TASK DETAILS => Copy the data below exactly, but not the pictures it contains.

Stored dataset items
▶

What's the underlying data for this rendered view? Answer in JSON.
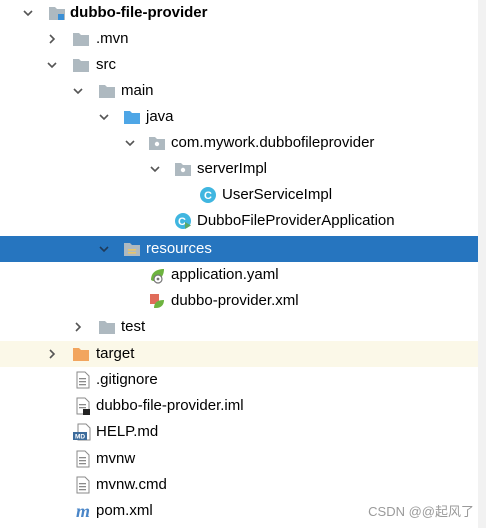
{
  "tree": [
    {
      "label": "dubbo-file-provider",
      "icon": "module-folder-icon",
      "expanded": true
    },
    {
      "label": ".mvn",
      "icon": "folder-icon",
      "expanded": false
    },
    {
      "label": "src",
      "icon": "folder-icon",
      "expanded": true
    },
    {
      "label": "main",
      "icon": "folder-icon",
      "expanded": true
    },
    {
      "label": "java",
      "icon": "source-root-folder-icon",
      "expanded": true
    },
    {
      "label": "com.mywork.dubbofileprovider",
      "icon": "package-icon",
      "expanded": true
    },
    {
      "label": "serverImpl",
      "icon": "package-icon",
      "expanded": true
    },
    {
      "label": "UserServiceImpl",
      "icon": "class-icon"
    },
    {
      "label": "DubboFileProviderApplication",
      "icon": "spring-boot-class-icon"
    },
    {
      "label": "resources",
      "icon": "resources-folder-icon",
      "expanded": true,
      "selected": true
    },
    {
      "label": "application.yaml",
      "icon": "spring-config-icon"
    },
    {
      "label": "dubbo-provider.xml",
      "icon": "spring-xml-icon"
    },
    {
      "label": "test",
      "icon": "folder-icon",
      "expanded": false
    },
    {
      "label": "target",
      "icon": "excluded-folder-icon",
      "expanded": false,
      "highlighted": true
    },
    {
      "label": ".gitignore",
      "icon": "text-file-icon"
    },
    {
      "label": "dubbo-file-provider.iml",
      "icon": "iml-file-icon"
    },
    {
      "label": "HELP.md",
      "icon": "markdown-file-icon"
    },
    {
      "label": "mvnw",
      "icon": "text-file-icon"
    },
    {
      "label": "mvnw.cmd",
      "icon": "text-file-icon"
    },
    {
      "label": "pom.xml",
      "icon": "maven-icon"
    }
  ],
  "watermark": "CSDN @@起风了",
  "colors": {
    "selection": "#2675bf",
    "highlight": "#fbf8e8",
    "folder": "#aeb9c0",
    "class": "#40b6e0",
    "excluded": "#f2a55e"
  }
}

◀

ANSWER TO THE PROBLEM =>
What's the underlying data for this rendered view? Answer in JSON.
{
  "tree": [
    {
      "label": "dubbo-file-provider",
      "icon": "module-folder-icon",
      "expanded": true
    },
    {
      "label": ".mvn",
      "icon": "folder-icon",
      "expanded": false
    },
    {
      "label": "src",
      "icon": "folder-icon",
      "expanded": true
    },
    {
      "label": "main",
      "icon": "folder-icon",
      "expanded": true
    },
    {
      "label": "java",
      "icon": "source-root-folder-icon",
      "expanded": true
    },
    {
      "label": "com.mywork.dubbofileprovider",
      "icon": "package-icon",
      "expanded": true
    },
    {
      "label": "serverImpl",
      "icon": "package-icon",
      "expanded": true
    },
    {
      "label": "UserServiceImpl",
      "icon": "class-icon"
    },
    {
      "label": "DubboFileProviderApplication",
      "icon": "spring-boot-class-icon"
    },
    {
      "label": "resources",
      "icon": "resources-folder-icon",
      "expanded": true,
      "selected": true
    },
    {
      "label": "application.yaml",
      "icon": "spring-config-icon"
    },
    {
      "label": "dubbo-provider.xml",
      "icon": "spring-xml-icon"
    },
    {
      "label": "test",
      "icon": "folder-icon",
      "expanded": false
    },
    {
      "label": "target",
      "icon": "excluded-folder-icon",
      "expanded": false,
      "highlighted": true
    },
    {
      "label": ".gitignore",
      "icon": "text-file-icon"
    },
    {
      "label": "dubbo-file-provider.iml",
      "icon": "iml-file-icon"
    },
    {
      "label": "HELP.md",
      "icon": "markdown-file-icon"
    },
    {
      "label": "mvnw",
      "icon": "text-file-icon"
    },
    {
      "label": "mvnw.cmd",
      "icon": "text-file-icon"
    },
    {
      "label": "pom.xml",
      "icon": "maven-icon"
    }
  ],
  "watermark": "CSDN @@起风了",
  "colors": {
    "selection": "#2675bf",
    "highlight": "#fbf8e8",
    "folder": "#aeb9c0",
    "class": "#40b6e0",
    "excluded": "#f2a55e"
  }
}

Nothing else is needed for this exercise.